##### Records provided #####

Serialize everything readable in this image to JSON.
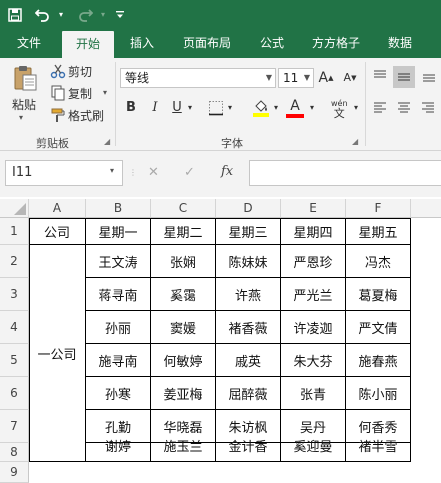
{
  "quick_access": {
    "save_icon": "save-icon",
    "undo_icon": "undo-icon",
    "redo_icon": "redo-icon",
    "customize_icon": "customize-icon"
  },
  "tabs": [
    "文件",
    "开始",
    "插入",
    "页面布局",
    "公式",
    "方方格子",
    "数据"
  ],
  "active_tab": "开始",
  "clipboard": {
    "paste": "粘贴",
    "cut": "剪切",
    "copy": "复制",
    "format_painter": "格式刷",
    "group_label": "剪贴板"
  },
  "font": {
    "name": "等线",
    "size": "11",
    "bold": "B",
    "italic": "I",
    "underline": "U",
    "font_color_letter": "A",
    "grow": "A",
    "shrink": "A",
    "wen": "wén",
    "wen_sub": "文",
    "group_label": "字体"
  },
  "colors": {
    "ribbon_green": "#217346",
    "fill_yellow": "#ffff00",
    "font_red": "#ff0000"
  },
  "formula_bar": {
    "name_box": "I11",
    "cancel": "✕",
    "confirm": "✓",
    "fx": "fx",
    "value": ""
  },
  "sheet": {
    "columns": [
      "A",
      "B",
      "C",
      "D",
      "E",
      "F"
    ],
    "rows": [
      "1",
      "2",
      "3",
      "4",
      "5",
      "6",
      "7",
      "8",
      "9"
    ],
    "a1": "公司",
    "headers": [
      "星期一",
      "星期二",
      "星期三",
      "星期四",
      "星期五"
    ],
    "merged_a": "一公司",
    "data": [
      [
        "王文涛",
        "张娴",
        "陈妹妹",
        "严恩珍",
        "冯杰"
      ],
      [
        "蒋寻南",
        "奚霭",
        "许燕",
        "严光兰",
        "葛夏梅"
      ],
      [
        "孙丽",
        "窦媛",
        "褚香薇",
        "许凌迦",
        "严文倩"
      ],
      [
        "施寻南",
        "何敏婷",
        "戚英",
        "朱大芬",
        "施春燕"
      ],
      [
        "孙寒",
        "姜亚梅",
        "屈醉薇",
        "张青",
        "陈小丽"
      ],
      [
        "孔勤",
        "华晓磊",
        "朱访枫",
        "吴丹",
        "何香秀"
      ],
      [
        "谢婷",
        "施玉兰",
        "金计香",
        "奚迎曼",
        "褚半雪"
      ]
    ]
  }
}
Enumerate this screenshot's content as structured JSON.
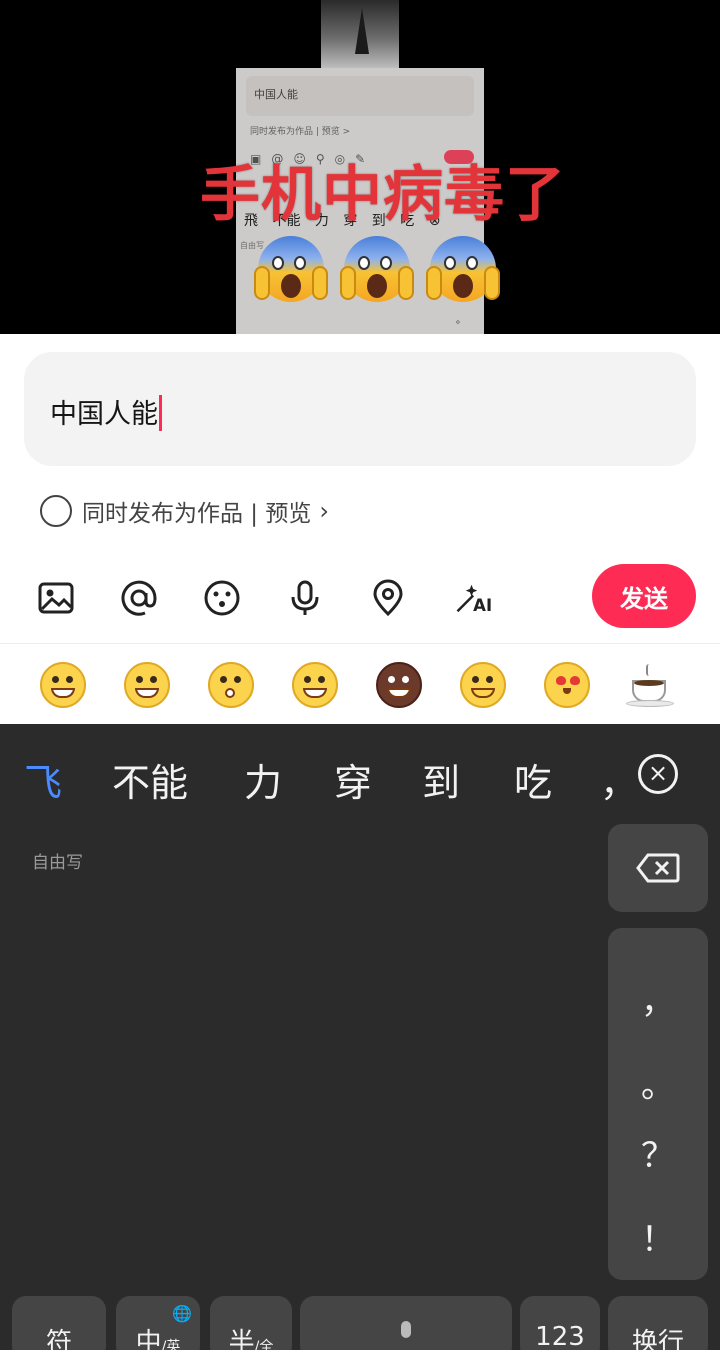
{
  "overlay": {
    "virus_text": "手机中病毒了",
    "preview_card": {
      "input_text": "中国人能",
      "publish_text": "同时发布为作品 | 预览 >",
      "candidates": "飛 不能 力 穿 到 吃 ⊗",
      "free_write": "自由写"
    },
    "scared_emoji": [
      "face-screaming-in-fear-icon",
      "face-screaming-in-fear-icon",
      "face-screaming-in-fear-icon"
    ]
  },
  "comment": {
    "input_value": "中国人能",
    "publish_as_work_label": "同时发布为作品 | 预览",
    "preview_chevron": "›",
    "send_label": "发送",
    "accent_color": "#fe2c55"
  },
  "toolbar": {
    "icons": [
      "image-icon",
      "at-mention-icon",
      "emoji-icon",
      "microphone-icon",
      "location-pin-icon",
      "ai-magic-wand-icon"
    ],
    "ai_label": "AI"
  },
  "emoji_strip": [
    "laughing-rolling-emoji",
    "grinning-sweat-emoji",
    "surprised-emoji",
    "grin-emoji",
    "brown-face-emoji",
    "smiling-emoji",
    "heart-eyes-kiss-emoji",
    "coffee-cup-emoji"
  ],
  "keyboard": {
    "candidates": [
      "飞",
      "不能",
      "力",
      "穿",
      "到",
      "吃",
      "，"
    ],
    "close_candidates": "×",
    "free_write_label": "自由写",
    "punctuation": [
      "，",
      "。",
      "？",
      "！"
    ],
    "bottom_keys": {
      "symbol": "符",
      "chinese": "中",
      "chinese_sub": "/英",
      "half": "半",
      "half_sub": "/全",
      "numbers": "123",
      "enter": "换行"
    },
    "candidate_highlight_color": "#4a8cff"
  }
}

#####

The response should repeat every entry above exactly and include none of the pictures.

Serialize everything readable in this image to JSON.
{
  "quick_access": {
    "save_icon": "save-icon",
    "undo_icon": "undo-icon",
    "redo_icon": "redo-icon",
    "customize_icon": "customize-icon"
  },
  "tabs": [
    "文件",
    "开始",
    "插入",
    "页面布局",
    "公式",
    "方方格子",
    "数据"
  ],
  "active_tab": "开始",
  "clipboard": {
    "paste": "粘贴",
    "cut": "剪切",
    "copy": "复制",
    "format_painter": "格式刷",
    "group_label": "剪贴板"
  },
  "font": {
    "name": "等线",
    "size": "11",
    "bold": "B",
    "italic": "I",
    "underline": "U",
    "font_color_letter": "A",
    "grow": "A",
    "shrink": "A",
    "wen": "wén",
    "wen_sub": "文",
    "group_label": "字体"
  },
  "colors": {
    "ribbon_green": "#217346",
    "fill_yellow": "#ffff00",
    "font_red": "#ff0000"
  },
  "formula_bar": {
    "name_box": "I11",
    "cancel": "✕",
    "confirm": "✓",
    "fx": "fx",
    "value": ""
  },
  "sheet": {
    "columns": [
      "A",
      "B",
      "C",
      "D",
      "E",
      "F"
    ],
    "rows": [
      "1",
      "2",
      "3",
      "4",
      "5",
      "6",
      "7",
      "8",
      "9"
    ],
    "a1": "公司",
    "headers": [
      "星期一",
      "星期二",
      "星期三",
      "星期四",
      "星期五"
    ],
    "merged_a": "一公司",
    "data": [
      [
        "王文涛",
        "张娴",
        "陈妹妹",
        "严恩珍",
        "冯杰"
      ],
      [
        "蒋寻南",
        "奚霭",
        "许燕",
        "严光兰",
        "葛夏梅"
      ],
      [
        "孙丽",
        "窦媛",
        "褚香薇",
        "许凌迦",
        "严文倩"
      ],
      [
        "施寻南",
        "何敏婷",
        "戚英",
        "朱大芬",
        "施春燕"
      ],
      [
        "孙寒",
        "姜亚梅",
        "屈醉薇",
        "张青",
        "陈小丽"
      ],
      [
        "孔勤",
        "华晓磊",
        "朱访枫",
        "吴丹",
        "何香秀"
      ],
      [
        "谢婷",
        "施玉兰",
        "金计香",
        "奚迎曼",
        "褚半雪"
      ]
    ]
  }
}
Enumerate this screenshot's content as structured JSON.
{
  "overlay": {
    "virus_text": "手机中病毒了",
    "preview_card": {
      "input_text": "中国人能",
      "publish_text": "同时发布为作品 | 预览 >",
      "candidates": "飛 不能 力 穿 到 吃 ⊗",
      "free_write": "自由写"
    },
    "scared_emoji": [
      "face-screaming-in-fear-icon",
      "face-screaming-in-fear-icon",
      "face-screaming-in-fear-icon"
    ]
  },
  "comment": {
    "input_value": "中国人能",
    "publish_as_work_label": "同时发布为作品 | 预览",
    "preview_chevron": "›",
    "send_label": "发送",
    "accent_color": "#fe2c55"
  },
  "toolbar": {
    "icons": [
      "image-icon",
      "at-mention-icon",
      "emoji-icon",
      "microphone-icon",
      "location-pin-icon",
      "ai-magic-wand-icon"
    ],
    "ai_label": "AI"
  },
  "emoji_strip": [
    "laughing-rolling-emoji",
    "grinning-sweat-emoji",
    "surprised-emoji",
    "grin-emoji",
    "brown-face-emoji",
    "smiling-emoji",
    "heart-eyes-kiss-emoji",
    "coffee-cup-emoji"
  ],
  "keyboard": {
    "candidates": [
      "飞",
      "不能",
      "力",
      "穿",
      "到",
      "吃",
      "，"
    ],
    "close_candidates": "×",
    "free_write_label": "自由写",
    "punctuation": [
      "，",
      "。",
      "？",
      "！"
    ],
    "bottom_keys": {
      "symbol": "符",
      "chinese": "中",
      "chinese_sub": "/英",
      "half": "半",
      "half_sub": "/全",
      "numbers": "123",
      "enter": "换行"
    },
    "candidate_highlight_color": "#4a8cff"
  }
}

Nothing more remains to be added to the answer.